Cancer antigen 125 (CA125) is a blood biomarker that is routinely used to monitor the progression of human epithelial ovarian cancer (EOC) and is encoded by MUC16, a member of the mucin gene family. The biological function of CA125/MUC16 and its potential role in EOC are poorly understood. Here we report the targeted disruption of the of the Muc16 gene in the mouse. To generate Muc16 knockout mice, 6.0 kb was deleted that included the majority of exon 3 and a portion of intron 3 and replaced with a lacZ reporter cassette. Loss of Muc16 protein expression suggests that Muc16 homozygous mutant mice are null mutants. Muc16 homozygous mutant mice are viable, fertile, and develop normally. Histological analysis shows that Muc16 homozygous mutant tissues are normal. By the age of 1 year, Muc16 homozygous mutant mice appear normal. Downregulation of transcripts from another mucin gene (Muc1) was detected in the Muc16 homozygous mutant uterus. Lack of any prominent abnormal phenotype in these Muc16 knockout mice suggests that CA125/MUC16 is not required for normal development or reproduction. These knockout mice provide a unique platform for future studies to identify the role of CA125/MUC16 in organ homeostasis and ovarian cancer.

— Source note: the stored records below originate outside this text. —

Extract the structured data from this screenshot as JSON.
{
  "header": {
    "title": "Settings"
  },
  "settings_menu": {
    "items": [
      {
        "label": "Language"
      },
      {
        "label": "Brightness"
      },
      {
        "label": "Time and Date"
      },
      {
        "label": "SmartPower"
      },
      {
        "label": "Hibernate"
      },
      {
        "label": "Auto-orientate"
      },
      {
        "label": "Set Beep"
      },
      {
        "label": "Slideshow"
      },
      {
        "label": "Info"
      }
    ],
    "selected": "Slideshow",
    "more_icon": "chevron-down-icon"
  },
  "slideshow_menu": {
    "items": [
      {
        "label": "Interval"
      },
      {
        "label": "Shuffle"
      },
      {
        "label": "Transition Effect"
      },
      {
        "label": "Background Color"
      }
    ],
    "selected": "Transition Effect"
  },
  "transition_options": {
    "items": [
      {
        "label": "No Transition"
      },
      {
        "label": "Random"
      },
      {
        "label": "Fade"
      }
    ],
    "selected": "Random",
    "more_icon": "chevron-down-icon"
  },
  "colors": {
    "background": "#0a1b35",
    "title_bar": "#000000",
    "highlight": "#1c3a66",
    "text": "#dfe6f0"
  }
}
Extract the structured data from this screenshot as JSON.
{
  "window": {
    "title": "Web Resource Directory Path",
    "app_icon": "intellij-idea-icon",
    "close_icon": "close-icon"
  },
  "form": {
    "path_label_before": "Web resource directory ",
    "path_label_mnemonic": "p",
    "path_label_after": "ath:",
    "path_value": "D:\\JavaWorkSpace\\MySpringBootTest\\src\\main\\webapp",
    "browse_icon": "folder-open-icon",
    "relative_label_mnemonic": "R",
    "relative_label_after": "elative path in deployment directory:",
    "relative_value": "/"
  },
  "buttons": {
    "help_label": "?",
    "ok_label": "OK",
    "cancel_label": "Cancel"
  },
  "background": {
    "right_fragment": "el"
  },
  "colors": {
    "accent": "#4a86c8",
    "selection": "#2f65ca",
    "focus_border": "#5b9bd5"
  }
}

Age Factors, Animals, CA-125 Antigen, Female, Growth and Development, Homeostasis, Membrane Proteins, Mice, Mice, Knockout, Ovarian Neoplasms, Phenotype, Reproduction